**WORK TO BE COMPLETED:** Look through the listing underneath for "Marques", and copy every line that has it.

BEGIN

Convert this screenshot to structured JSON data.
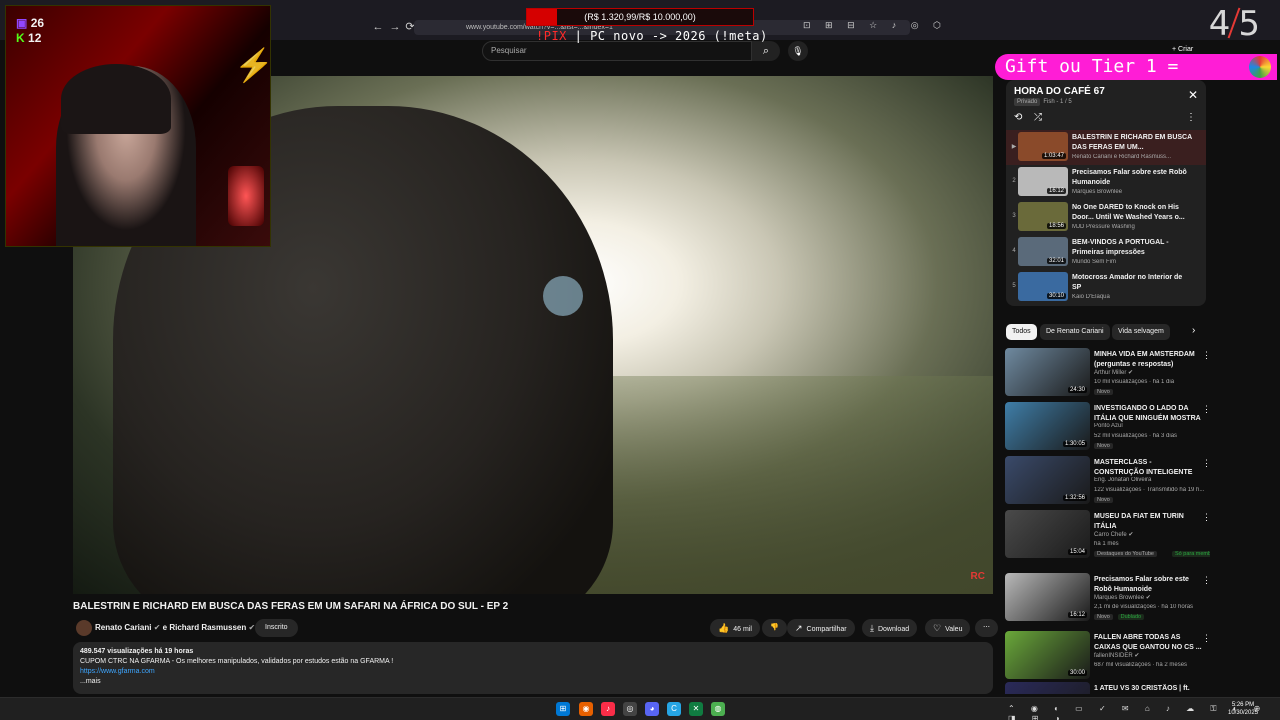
{
  "browser": {
    "url": "www.youtube.com/watch?v=...&list=...&index=1",
    "nav": {
      "back": "←",
      "forward": "→",
      "reload": "⟳"
    },
    "toolbar_icons": "⊡ ⊞ ⊟ ☆ ♪ ◎ ⬡"
  },
  "stream": {
    "donation": {
      "text": "(R$ 1.320,99/R$ 10.000,00)",
      "progress": 0.132
    },
    "pix_prefix": "!PIX",
    "pix_text": " | PC novo -> 2026 (!meta)",
    "counter_left": "4",
    "counter_right": "5",
    "twitch_viewers": "26",
    "kick_viewers": "12",
    "gift_banner": "Gift ou Tier 1 ="
  },
  "youtube": {
    "search_placeholder": "Pesquisar",
    "create_label": "+ Criar",
    "video": {
      "title": "BALESTRIN E RICHARD EM BUSCA DAS FERAS EM UM SAFARI NA ÁFRICA DO SUL - EP 2",
      "channel": "Renato Cariani",
      "collab": "e Richard Rasmussen",
      "subscribed_label": "Inscrito",
      "likes": "46 mil",
      "share_label": "Compartilhar",
      "download_label": "Download",
      "thanks_label": "Valeu",
      "more_label": "⋯",
      "watermark": "RC",
      "description": {
        "meta": "489.547 visualizações  há 19 horas",
        "line1": "CUPOM CTRC NA GFARMA - Os melhores manipulados, validados por estudos estão na GFARMA !",
        "link": "https://www.gfarma.com",
        "more": "...mais"
      }
    },
    "playlist": {
      "title": "HORA DO CAFÉ 67",
      "privacy": "Privado",
      "meta": "Fish - 1 / 5",
      "items": [
        {
          "index": "▶",
          "title": "BALESTRIN E RICHARD EM BUSCA DAS FERAS EM UM...",
          "channel": "Renato Cariani e Richard Rasmuss...",
          "duration": "1:03:47",
          "color": "#8a4a2a"
        },
        {
          "index": "2",
          "title": "Precisamos Falar sobre este Robô Humanoide",
          "channel": "Marques Brownlee",
          "duration": "16:12",
          "color": "#b9b9b9"
        },
        {
          "index": "3",
          "title": "No One DARED to Knock on His Door... Until We Washed Years o...",
          "channel": "MJD Pressure Washing",
          "duration": "18:56",
          "color": "#6a6a3a"
        },
        {
          "index": "4",
          "title": "BEM-VINDOS A PORTUGAL - Primeiras impressões",
          "channel": "Mundo Sem Fim",
          "duration": "32:01",
          "color": "#5a6a7a"
        },
        {
          "index": "5",
          "title": "Motocross Amador no Interior de SP",
          "channel": "Kaio D'Elaqua",
          "duration": "30:10",
          "color": "#3a6aa0"
        }
      ]
    },
    "chips": [
      "Todos",
      "De Renato Cariani",
      "Vida selvagem"
    ],
    "recommendations": [
      {
        "title": "MINHA VIDA EM AMSTERDAM (perguntas e respostas)",
        "channel": "Arthur Miller ✔",
        "stats": "10 mil visualizações · há 1 dia",
        "badge": "Novo",
        "badge_green": "",
        "duration": "24:30",
        "color": "#6f8aa0"
      },
      {
        "title": "INVESTIGANDO O LADO DA ITÁLIA QUE NINGUÉM MOSTRA",
        "channel": "Ponto Azul",
        "stats": "52 mil visualizações · há 3 dias",
        "badge": "Novo",
        "badge_green": "",
        "duration": "1:30:05",
        "color": "#3f7ea8"
      },
      {
        "title": "MASTERCLASS - CONSTRUÇÃO INTELIGENTE",
        "channel": "Eng. Jonatan Oliveira",
        "stats": "122 visualizações · Transmitido há 19 h...",
        "badge": "Novo",
        "badge_green": "",
        "duration": "1:32:56",
        "color": "#3a4a6a"
      },
      {
        "title": "MUSEU DA FIAT EM TURIN ITÁLIA",
        "channel": "Carro Chefe ✔",
        "stats": "há 1 mês",
        "badge": "Destaques do YouTube",
        "badge_green": "Só para membros",
        "duration": "15:04",
        "color": "#4a4a4a"
      },
      {
        "title": "Precisamos Falar sobre este Robô Humanoide",
        "channel": "Marques Brownlee ✔",
        "stats": "2,1 mi de visualizações · há 10 horas",
        "badge": "Novo",
        "badge_green": "Dublado",
        "duration": "16:12",
        "color": "#b9b9b9"
      },
      {
        "title": "FALLEN ABRE TODAS AS CAIXAS QUE GANTOU NO CS ...",
        "channel": "fallenINSIDER ✔",
        "stats": "687 mil visualizações · há 2 meses",
        "badge": "",
        "badge_green": "",
        "duration": "30:00",
        "color": "#6aa83a"
      },
      {
        "title": "1 ATEU VS 30 CRISTÃOS | ft.",
        "channel": "",
        "stats": "",
        "badge": "",
        "badge_green": "",
        "duration": "",
        "color": "#2a2a5a"
      }
    ]
  },
  "taskbar": {
    "clock_time": "5:26 PM",
    "clock_date": "10/30/2025",
    "tray": "⌃ ◉ ◐ ▭ ✓ ✉ ⌂ ♪ ☁ ⚿ ◐ ⊕ ◨ ⊞ ◑"
  }
}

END

**SOLUTION:**
          "channel": "Marques Brownlee",
        "channel": "Marques Brownlee ✔",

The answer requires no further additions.